It was, only, during the cocktail offered by Ehime University that I drank the delicious tangerine juice from Ehime. I immediately remembered the famous poem of José Craveirinha with the following title: ‘The delicious tangerines of Inhambane’. Indeed the tangerine juice brought to my mind the flavour of Mozambicans tangerines which get ripe in June but in Japan they ripe in December. I also noticed that tangerine cultivation has a sustainability basis at Ehime University whose Faculty of Agriculture trains young farmers taking into account the typical Ehime fruit.
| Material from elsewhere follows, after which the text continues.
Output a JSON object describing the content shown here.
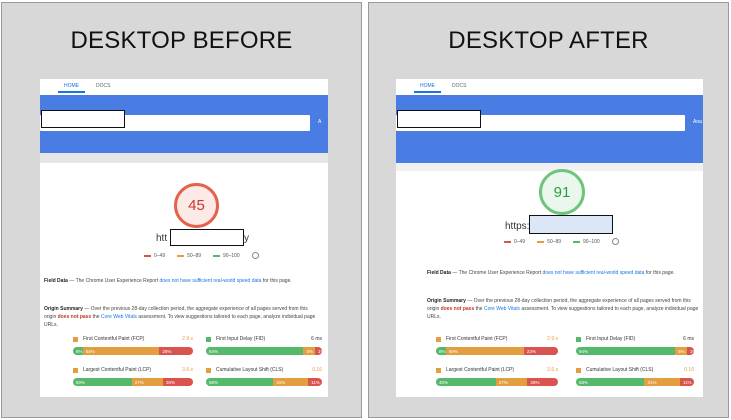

The most interesting aspect of Ehime tangerine is that it is transformed into number of food products such as juices, cookies, sweets, cakes and other products that make Ehime's tangerines a reference in Japan and beyond. Thus, the Ehime's tangerines are at the heart of the Ehime Prefecture. Thank you people of Ehime for producing such delicious tangerines.